> _What needs to be done_: In the material below, find every line containing "Output" and copy that line.

> _Records to use_:
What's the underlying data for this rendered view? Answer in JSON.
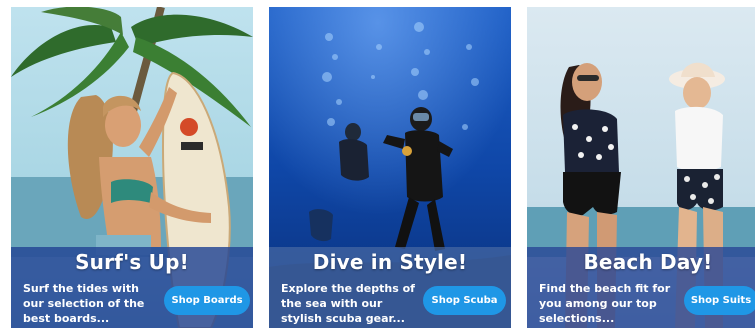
{
  "cards": [
    {
      "title": "Surf's Up!",
      "description": "Surf the tides with our selection of the best boards...",
      "button_label": "Shop Boards",
      "image": "surfer-with-surfboard-photo"
    },
    {
      "title": "Dive in Style!",
      "description": "Explore the depths of the sea with our stylish scuba gear...",
      "button_label": "Shop Scuba",
      "image": "scuba-divers-underwater-photo"
    },
    {
      "title": "Beach Day!",
      "description": "Find the beach fit for you among our top selections...",
      "button_label": "Shop Suits",
      "image": "two-women-in-swimwear-photo"
    }
  ],
  "colors": {
    "button": "#1f97e6",
    "overlay": "#224494",
    "text": "#ffffff"
  }
}
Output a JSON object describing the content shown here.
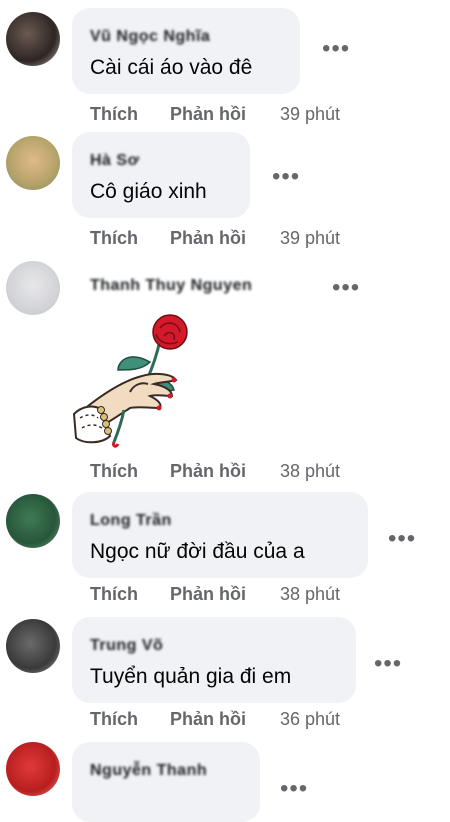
{
  "labels": {
    "like": "Thích",
    "reply": "Phản hồi"
  },
  "more_icon": "more-horizontal-icon",
  "sticker_icon": "hand-holding-rose-sticker",
  "comments": [
    {
      "author": "Vũ Ngọc Nghĩa",
      "text": "Cài cái áo vào đê",
      "time": "39 phút"
    },
    {
      "author": "Hà Sơ",
      "text": "Cô giáo xinh",
      "time": "39 phút"
    },
    {
      "author": "Thanh Thuy Nguyen",
      "text": "",
      "time": "38 phút"
    },
    {
      "author": "Long Trần",
      "text": "Ngọc nữ đời đầu của a",
      "time": "38 phút"
    },
    {
      "author": "Trung Võ",
      "text": "Tuyển quản gia đi em",
      "time": "36 phút"
    },
    {
      "author": "Nguyễn Thanh",
      "text": "",
      "time": ""
    }
  ]
}
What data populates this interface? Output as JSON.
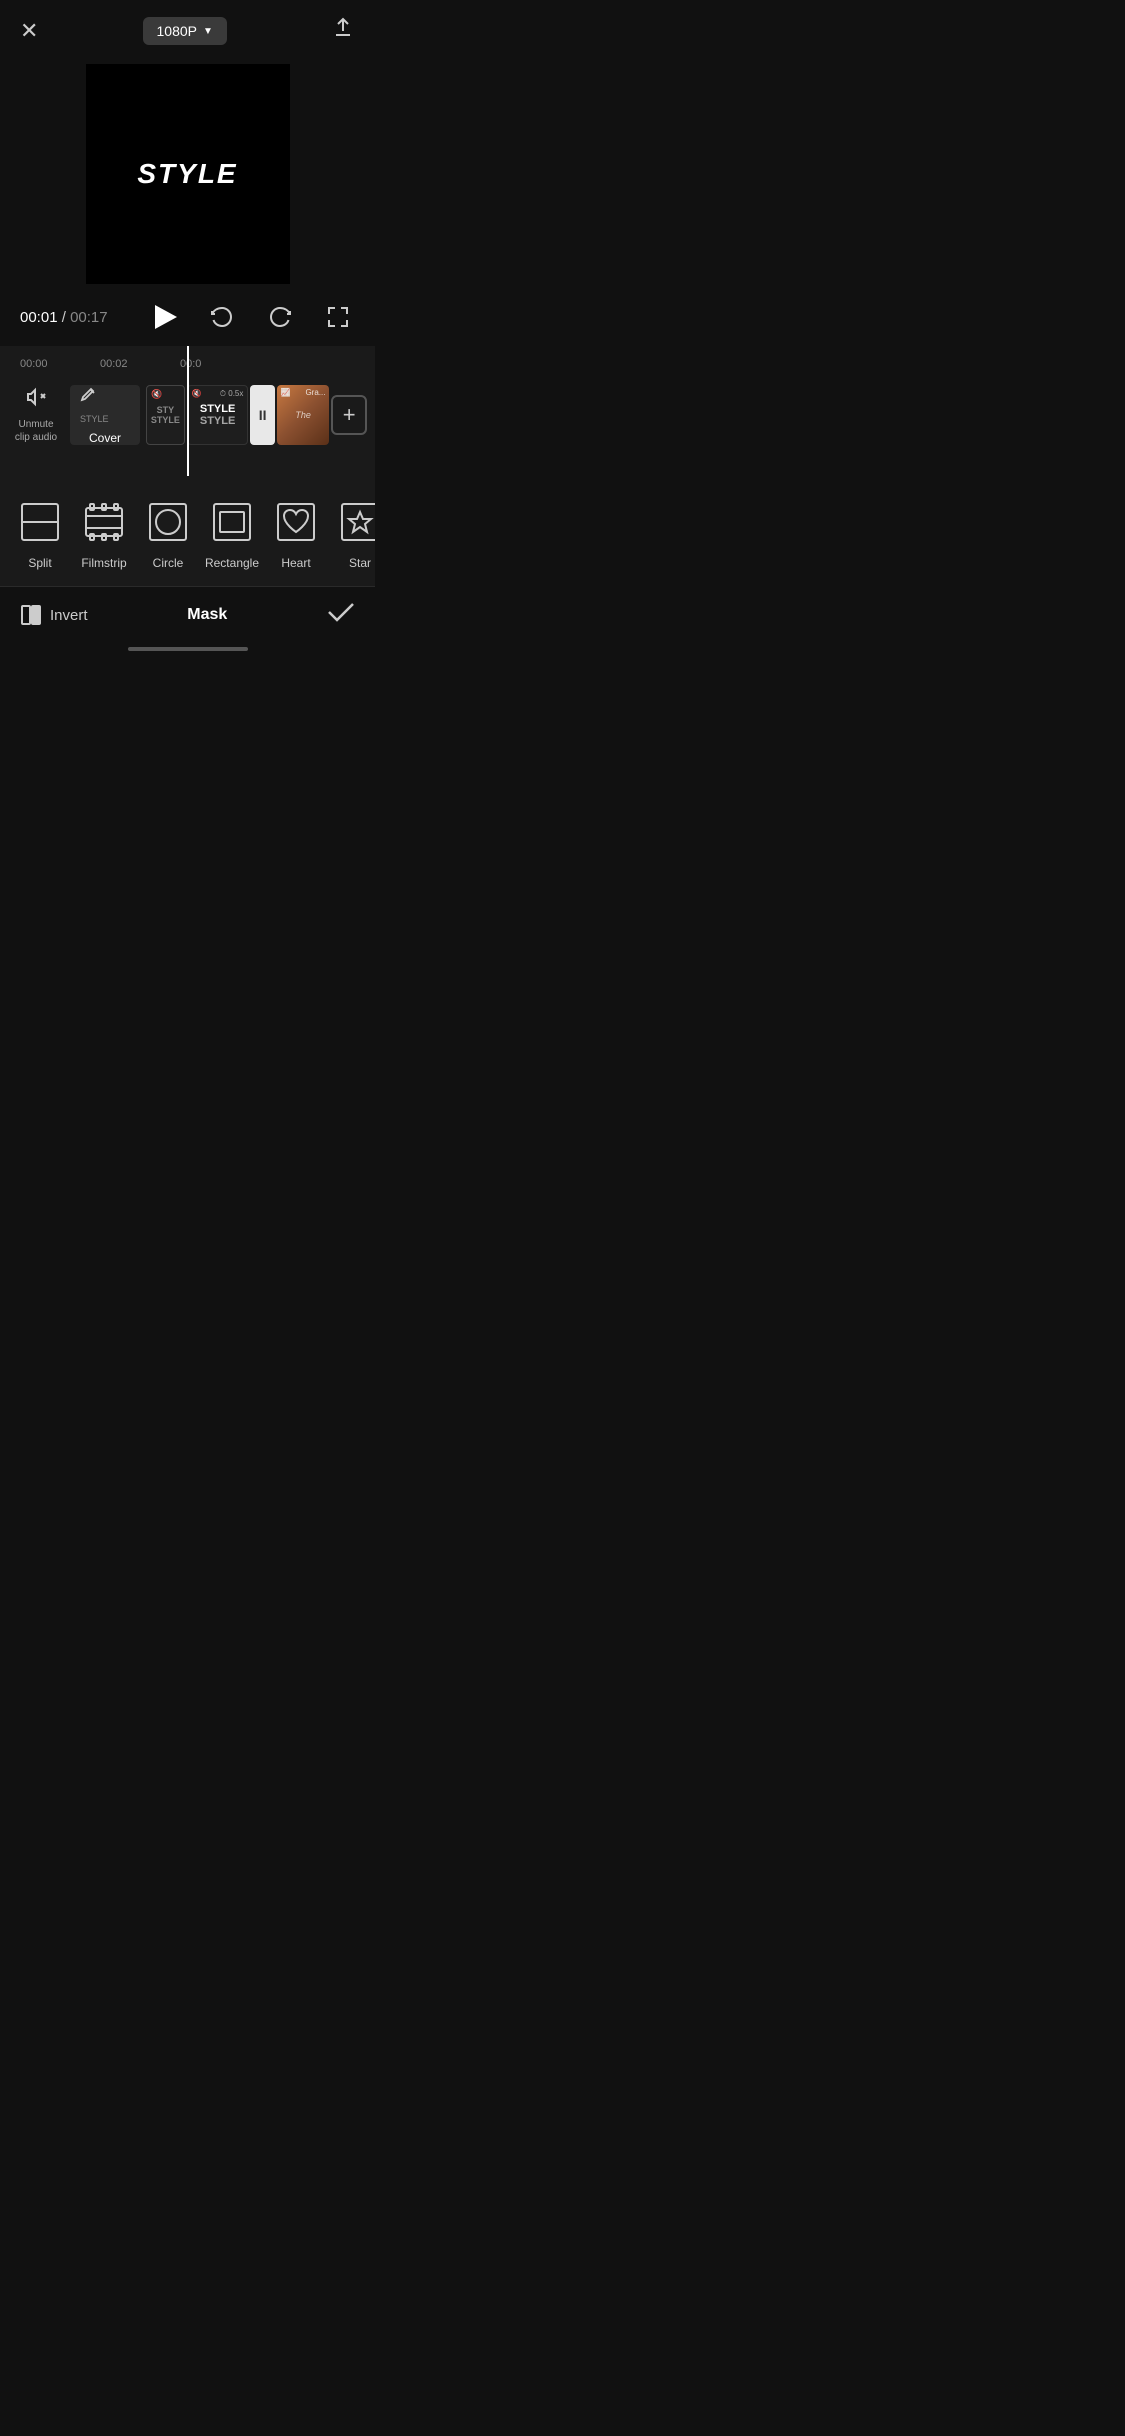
{
  "topBar": {
    "resolution": "1080P",
    "closeLabel": "✕",
    "exportLabel": "↑"
  },
  "videoPreview": {
    "styleText": "STYLE"
  },
  "playback": {
    "currentTime": "00:01",
    "separator": "/",
    "totalTime": "00:17"
  },
  "timeline": {
    "ruler": [
      "00:00",
      "00:02",
      "00:0"
    ],
    "trackAudio": {
      "iconLabel": "🔇",
      "label": "Unmute\nclip audio"
    },
    "trackCover": {
      "label": "Cover"
    }
  },
  "shapes": [
    {
      "id": "split",
      "name": "Split"
    },
    {
      "id": "filmstrip",
      "name": "Filmstrip"
    },
    {
      "id": "circle",
      "name": "Circle"
    },
    {
      "id": "rectangle",
      "name": "Rectangle"
    },
    {
      "id": "heart",
      "name": "Heart"
    },
    {
      "id": "star",
      "name": "Star"
    }
  ],
  "bottomBar": {
    "invertLabel": "Invert",
    "maskTitle": "Mask",
    "confirmLabel": "✓"
  }
}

> _Answer to this exercise_:
Output a JSON object describing the content shown here.
What data populates this interface? Output as JSON.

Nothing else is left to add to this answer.